by Mina Gorey
By Stephen Herfst
3 / 5 zedheads
Author Stephen Herfst steps into the Young Adult section of zomlit’s normally bloodier arena with his book Zed. Zed is a little too rough around the edges to recommend unreservedly, but it’s worth a read for story value and its unique premise if you approach with generosity and patience.

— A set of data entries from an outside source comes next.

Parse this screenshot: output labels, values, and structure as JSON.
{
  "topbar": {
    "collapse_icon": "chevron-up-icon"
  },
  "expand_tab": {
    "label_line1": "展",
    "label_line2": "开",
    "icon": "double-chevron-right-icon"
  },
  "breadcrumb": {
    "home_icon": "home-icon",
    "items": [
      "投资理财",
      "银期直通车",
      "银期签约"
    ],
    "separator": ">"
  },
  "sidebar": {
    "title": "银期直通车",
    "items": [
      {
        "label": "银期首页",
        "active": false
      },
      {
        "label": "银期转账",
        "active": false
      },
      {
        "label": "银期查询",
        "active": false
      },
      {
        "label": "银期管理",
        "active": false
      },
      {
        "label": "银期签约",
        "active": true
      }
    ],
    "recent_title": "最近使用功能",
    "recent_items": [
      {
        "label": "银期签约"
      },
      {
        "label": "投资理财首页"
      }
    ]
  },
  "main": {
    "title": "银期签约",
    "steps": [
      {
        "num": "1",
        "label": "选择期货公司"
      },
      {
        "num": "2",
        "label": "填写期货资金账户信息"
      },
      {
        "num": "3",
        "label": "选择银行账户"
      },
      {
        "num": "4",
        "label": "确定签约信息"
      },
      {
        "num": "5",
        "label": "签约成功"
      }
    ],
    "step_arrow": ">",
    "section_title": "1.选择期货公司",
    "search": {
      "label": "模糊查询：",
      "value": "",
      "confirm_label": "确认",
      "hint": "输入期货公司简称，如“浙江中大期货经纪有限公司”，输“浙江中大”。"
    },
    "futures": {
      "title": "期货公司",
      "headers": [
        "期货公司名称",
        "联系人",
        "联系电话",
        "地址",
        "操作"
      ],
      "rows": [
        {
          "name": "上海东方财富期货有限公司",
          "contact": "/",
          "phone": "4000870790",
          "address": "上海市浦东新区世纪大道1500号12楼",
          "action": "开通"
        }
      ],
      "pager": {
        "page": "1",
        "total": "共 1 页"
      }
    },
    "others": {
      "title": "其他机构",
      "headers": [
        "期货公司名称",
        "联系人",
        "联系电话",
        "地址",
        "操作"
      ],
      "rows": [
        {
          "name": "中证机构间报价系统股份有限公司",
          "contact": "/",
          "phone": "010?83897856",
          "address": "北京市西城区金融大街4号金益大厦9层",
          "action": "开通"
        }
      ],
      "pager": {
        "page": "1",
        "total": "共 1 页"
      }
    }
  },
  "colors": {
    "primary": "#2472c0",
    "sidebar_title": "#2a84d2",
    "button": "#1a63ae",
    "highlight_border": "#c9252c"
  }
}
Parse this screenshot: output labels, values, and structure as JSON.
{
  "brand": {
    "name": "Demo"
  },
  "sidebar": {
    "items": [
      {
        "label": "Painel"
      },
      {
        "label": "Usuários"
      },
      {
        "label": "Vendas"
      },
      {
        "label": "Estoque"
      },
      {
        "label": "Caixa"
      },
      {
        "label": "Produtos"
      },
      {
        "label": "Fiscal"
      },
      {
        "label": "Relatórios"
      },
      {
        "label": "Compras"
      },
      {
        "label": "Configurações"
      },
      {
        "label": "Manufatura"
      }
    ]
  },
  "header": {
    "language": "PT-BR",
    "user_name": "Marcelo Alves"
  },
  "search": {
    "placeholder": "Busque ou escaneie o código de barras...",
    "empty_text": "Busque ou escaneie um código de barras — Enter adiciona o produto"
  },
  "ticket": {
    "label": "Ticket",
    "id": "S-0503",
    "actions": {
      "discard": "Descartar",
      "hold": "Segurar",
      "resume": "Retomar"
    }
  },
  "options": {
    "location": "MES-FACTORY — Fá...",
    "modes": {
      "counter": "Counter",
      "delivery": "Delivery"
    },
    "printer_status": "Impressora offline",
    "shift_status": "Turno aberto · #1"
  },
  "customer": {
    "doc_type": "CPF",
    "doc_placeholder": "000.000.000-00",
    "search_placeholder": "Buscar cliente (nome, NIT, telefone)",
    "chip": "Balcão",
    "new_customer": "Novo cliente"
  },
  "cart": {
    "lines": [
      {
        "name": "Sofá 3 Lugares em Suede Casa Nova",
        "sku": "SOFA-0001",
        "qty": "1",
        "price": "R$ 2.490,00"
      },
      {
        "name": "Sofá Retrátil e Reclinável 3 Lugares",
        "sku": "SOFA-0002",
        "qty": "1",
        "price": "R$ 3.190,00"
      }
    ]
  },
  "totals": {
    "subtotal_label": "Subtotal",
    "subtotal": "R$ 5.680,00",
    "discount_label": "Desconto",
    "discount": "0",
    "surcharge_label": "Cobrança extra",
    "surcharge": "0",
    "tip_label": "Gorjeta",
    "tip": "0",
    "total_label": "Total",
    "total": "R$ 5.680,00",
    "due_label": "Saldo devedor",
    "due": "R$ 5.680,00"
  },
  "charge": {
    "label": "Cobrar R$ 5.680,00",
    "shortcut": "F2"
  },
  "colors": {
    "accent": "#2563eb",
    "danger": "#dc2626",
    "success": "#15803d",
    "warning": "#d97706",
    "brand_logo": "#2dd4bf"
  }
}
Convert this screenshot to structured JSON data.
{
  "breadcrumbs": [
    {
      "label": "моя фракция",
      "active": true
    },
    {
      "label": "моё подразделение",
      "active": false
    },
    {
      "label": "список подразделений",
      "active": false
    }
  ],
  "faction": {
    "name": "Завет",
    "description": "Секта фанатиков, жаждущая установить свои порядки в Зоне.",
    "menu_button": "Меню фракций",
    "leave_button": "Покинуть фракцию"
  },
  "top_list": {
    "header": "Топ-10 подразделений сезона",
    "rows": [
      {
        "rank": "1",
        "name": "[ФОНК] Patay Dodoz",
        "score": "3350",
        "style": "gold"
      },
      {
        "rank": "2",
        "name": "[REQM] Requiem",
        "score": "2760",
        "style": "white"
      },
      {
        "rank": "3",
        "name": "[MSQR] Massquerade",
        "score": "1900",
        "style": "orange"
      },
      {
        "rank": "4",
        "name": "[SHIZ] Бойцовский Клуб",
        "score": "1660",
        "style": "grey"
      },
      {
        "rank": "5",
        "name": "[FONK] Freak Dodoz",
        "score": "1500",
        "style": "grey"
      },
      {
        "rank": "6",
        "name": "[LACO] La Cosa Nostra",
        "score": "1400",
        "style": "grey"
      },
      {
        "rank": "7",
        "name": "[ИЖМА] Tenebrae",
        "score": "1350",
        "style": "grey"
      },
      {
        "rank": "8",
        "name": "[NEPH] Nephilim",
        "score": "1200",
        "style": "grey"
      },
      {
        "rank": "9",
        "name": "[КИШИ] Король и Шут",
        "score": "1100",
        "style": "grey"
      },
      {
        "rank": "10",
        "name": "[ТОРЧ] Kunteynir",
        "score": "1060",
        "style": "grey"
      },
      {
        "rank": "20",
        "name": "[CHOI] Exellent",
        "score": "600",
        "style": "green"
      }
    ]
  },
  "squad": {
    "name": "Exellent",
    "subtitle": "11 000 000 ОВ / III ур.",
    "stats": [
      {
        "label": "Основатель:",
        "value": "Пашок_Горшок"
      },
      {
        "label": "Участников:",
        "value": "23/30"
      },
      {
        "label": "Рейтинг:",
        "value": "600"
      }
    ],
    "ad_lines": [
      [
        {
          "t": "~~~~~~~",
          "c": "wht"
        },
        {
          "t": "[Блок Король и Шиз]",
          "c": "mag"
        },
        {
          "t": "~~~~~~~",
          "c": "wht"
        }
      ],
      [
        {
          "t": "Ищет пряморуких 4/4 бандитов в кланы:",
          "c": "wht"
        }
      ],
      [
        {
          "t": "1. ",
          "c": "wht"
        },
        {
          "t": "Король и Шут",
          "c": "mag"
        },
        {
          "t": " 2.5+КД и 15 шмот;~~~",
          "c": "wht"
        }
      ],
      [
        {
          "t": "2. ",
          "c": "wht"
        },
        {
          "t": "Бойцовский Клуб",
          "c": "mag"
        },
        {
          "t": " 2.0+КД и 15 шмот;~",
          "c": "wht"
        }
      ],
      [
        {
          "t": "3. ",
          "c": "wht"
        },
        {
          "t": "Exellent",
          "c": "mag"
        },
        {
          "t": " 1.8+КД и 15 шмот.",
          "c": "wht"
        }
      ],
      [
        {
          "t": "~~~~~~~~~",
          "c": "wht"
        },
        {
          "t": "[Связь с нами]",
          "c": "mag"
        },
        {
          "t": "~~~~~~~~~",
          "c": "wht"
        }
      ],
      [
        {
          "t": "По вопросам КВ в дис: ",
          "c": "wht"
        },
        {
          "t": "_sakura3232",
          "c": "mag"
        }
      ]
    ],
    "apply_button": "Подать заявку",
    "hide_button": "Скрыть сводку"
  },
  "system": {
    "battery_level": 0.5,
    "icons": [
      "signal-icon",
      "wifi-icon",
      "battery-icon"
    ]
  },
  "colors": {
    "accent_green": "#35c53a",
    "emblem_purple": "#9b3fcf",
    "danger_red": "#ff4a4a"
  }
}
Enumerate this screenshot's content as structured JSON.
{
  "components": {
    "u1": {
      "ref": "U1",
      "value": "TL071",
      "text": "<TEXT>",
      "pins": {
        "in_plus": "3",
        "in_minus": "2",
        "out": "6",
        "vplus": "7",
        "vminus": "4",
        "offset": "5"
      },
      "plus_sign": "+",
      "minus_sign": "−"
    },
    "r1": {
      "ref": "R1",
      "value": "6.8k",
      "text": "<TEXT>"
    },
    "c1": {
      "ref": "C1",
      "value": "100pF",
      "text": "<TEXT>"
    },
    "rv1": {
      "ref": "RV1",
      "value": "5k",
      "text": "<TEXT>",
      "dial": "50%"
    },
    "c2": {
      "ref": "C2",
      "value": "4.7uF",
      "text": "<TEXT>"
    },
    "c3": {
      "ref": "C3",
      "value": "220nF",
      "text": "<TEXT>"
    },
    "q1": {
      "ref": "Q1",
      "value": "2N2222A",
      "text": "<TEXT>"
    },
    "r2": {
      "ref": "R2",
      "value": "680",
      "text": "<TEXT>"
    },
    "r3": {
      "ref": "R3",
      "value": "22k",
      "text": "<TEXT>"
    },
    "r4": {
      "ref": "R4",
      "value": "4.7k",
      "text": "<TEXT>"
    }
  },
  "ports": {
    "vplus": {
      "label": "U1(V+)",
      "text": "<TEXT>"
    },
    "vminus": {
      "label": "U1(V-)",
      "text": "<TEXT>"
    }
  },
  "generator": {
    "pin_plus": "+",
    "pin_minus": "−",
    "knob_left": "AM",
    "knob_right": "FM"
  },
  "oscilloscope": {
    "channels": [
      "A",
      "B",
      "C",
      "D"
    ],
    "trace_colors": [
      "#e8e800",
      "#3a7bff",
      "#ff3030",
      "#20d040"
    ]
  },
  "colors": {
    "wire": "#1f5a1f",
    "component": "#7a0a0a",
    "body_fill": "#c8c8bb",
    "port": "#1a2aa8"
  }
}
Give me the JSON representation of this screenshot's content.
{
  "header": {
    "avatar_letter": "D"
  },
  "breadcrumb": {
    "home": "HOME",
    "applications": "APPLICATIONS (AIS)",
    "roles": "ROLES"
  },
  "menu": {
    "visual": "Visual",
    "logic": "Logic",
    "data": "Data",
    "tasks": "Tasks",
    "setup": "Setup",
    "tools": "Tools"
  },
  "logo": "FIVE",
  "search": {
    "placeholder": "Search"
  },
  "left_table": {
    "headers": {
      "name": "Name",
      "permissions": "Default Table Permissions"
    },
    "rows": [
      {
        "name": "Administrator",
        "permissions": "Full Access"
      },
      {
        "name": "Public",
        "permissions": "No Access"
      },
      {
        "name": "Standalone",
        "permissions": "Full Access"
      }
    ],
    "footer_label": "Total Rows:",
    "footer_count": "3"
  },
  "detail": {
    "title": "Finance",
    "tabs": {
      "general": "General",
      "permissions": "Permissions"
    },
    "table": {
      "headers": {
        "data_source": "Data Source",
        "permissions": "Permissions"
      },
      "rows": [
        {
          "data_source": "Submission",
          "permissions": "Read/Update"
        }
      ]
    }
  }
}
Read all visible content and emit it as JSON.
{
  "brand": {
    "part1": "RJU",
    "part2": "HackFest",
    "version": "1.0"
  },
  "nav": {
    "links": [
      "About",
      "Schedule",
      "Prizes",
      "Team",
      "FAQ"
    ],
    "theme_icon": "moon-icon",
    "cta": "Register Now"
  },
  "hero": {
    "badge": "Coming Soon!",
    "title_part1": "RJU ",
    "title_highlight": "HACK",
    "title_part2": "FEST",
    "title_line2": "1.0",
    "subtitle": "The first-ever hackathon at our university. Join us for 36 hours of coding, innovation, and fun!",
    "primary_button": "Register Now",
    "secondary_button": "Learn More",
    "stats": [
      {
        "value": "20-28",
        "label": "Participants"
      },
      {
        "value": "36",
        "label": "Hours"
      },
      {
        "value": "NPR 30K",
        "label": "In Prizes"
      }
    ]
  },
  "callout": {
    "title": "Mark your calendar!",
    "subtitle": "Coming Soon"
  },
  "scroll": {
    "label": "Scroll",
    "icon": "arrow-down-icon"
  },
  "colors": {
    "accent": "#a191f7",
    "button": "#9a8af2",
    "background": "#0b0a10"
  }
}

Set in the near-future/post zombie-apocalypse, Zed is a brisk 292 pages. The title character is a singularly higher-functioning zombie who wants only to retire at the end of the day to his lair to watch TV and read up on his favorite subjects, disdaining the rest of the world, including his lesser-functioning brethren, the truly mindless and more bitey zombies. He’s an amusingly pompous guy who relishes his isolation until his undead life is turned upside down by a teenaged firebrand, Chase. Drawn into an adventure with her against his will, he finds himself slowly warming to her humanity and, in turn, rediscovers his own as they battle hordes of his fellow (and much more bitey) zombies and eventually hunted by the military on their quest for the one last peaceful place in which to settle down.
There’s a lot to like here. The story carries us smoothly from one scene to the next and is peppered with pop culture references that, in relation to a “smart” zombie, up the humor ante nicely. Herfst is after laughs with this engaging story and earns them in quite a few places, especially in places where Zed attempted to reacquaint himself with common human tasks like learning to drive again, and also manages a fairly plausible premise on the origins of the zombie outbreak, an accomplishment in itself considering the history of the mythos.
Zed has fairly serious problems, however, due to the author's inexperience as a writer. It’s horribly edited, if it all. Grammatical problems, spelling errors, and (probably) spell-check mistakes (for example, the use of “reigns” where Herfst obviously means “grab by the reins”) abound, hence the aforementioned need for patience and generosity. That doesn’t do us much good in the face of an unfortunately weak and ambiguous ending. The attempts at social commentary are preachy and indeed, dialogue overall gets a bit clumsy in places, painfully so whenever Chase opens her (apparently) Cockney-accented mouth.
In summation, Zed is overall a good first novel and if Herfst develops as a writer in accordance to his undeniable talent as a storyteller, he’ll be a fun voice of levity in the zomlit pantheon.
Mina Gorey aka Em Gee is a deeply disturbed individual who tries to channel her more worrisome eccentricities into the analysis of quality zombie film and literature and too much time on Twitter (NSFW).
She was able to pick Greg Nicotero out of a lineup 15 years before the advent of The Walking Dead. She refers to George Romero as the Father of the Modern Zombie and will bore you to tears with why at the least provocation.
Her hobbies include gore-whoring, screaming zombie trivia at strangers at bus stops, and gleefully throwing stuffed mice for her cat. Her other hobbies include more mental stability than she cares to admit to, 11 years of indie webmastering several adult websites, and spending time with friends and family, whether they’re zombie fans or not.